_Data records for software interfaces_
____________

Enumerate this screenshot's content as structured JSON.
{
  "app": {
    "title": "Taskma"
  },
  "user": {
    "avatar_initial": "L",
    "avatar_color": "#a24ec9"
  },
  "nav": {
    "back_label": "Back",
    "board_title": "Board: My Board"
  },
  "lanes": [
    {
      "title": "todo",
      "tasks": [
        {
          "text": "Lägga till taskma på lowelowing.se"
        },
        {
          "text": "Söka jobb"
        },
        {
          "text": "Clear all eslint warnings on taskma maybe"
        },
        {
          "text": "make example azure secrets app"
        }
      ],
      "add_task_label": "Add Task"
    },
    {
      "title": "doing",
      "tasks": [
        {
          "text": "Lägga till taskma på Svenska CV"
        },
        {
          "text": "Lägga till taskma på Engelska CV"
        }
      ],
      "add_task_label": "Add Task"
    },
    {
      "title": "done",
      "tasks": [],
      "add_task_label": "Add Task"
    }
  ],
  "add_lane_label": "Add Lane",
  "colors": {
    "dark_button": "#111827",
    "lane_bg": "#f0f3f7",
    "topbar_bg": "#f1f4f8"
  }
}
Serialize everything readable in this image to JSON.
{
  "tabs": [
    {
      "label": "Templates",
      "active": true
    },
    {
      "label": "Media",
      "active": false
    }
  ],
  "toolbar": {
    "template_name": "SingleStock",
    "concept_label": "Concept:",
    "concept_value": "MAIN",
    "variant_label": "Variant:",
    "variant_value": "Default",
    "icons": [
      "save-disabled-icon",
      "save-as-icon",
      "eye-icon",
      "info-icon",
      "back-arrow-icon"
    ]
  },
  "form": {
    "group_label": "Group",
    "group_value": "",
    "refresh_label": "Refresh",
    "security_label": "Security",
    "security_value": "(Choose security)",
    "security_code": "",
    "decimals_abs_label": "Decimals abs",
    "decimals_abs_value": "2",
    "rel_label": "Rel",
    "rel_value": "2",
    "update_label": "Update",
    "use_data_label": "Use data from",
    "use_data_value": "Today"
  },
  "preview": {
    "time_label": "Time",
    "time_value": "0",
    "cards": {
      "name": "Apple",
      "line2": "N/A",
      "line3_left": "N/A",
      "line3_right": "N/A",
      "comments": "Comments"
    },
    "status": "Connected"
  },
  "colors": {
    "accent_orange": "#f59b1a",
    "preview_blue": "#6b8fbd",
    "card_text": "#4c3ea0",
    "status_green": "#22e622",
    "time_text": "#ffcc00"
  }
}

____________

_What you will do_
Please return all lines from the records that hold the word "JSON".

_Answer to this problem_
Enumerate this screenshot's content as structured JSON.
Serialize everything readable in this image to JSON.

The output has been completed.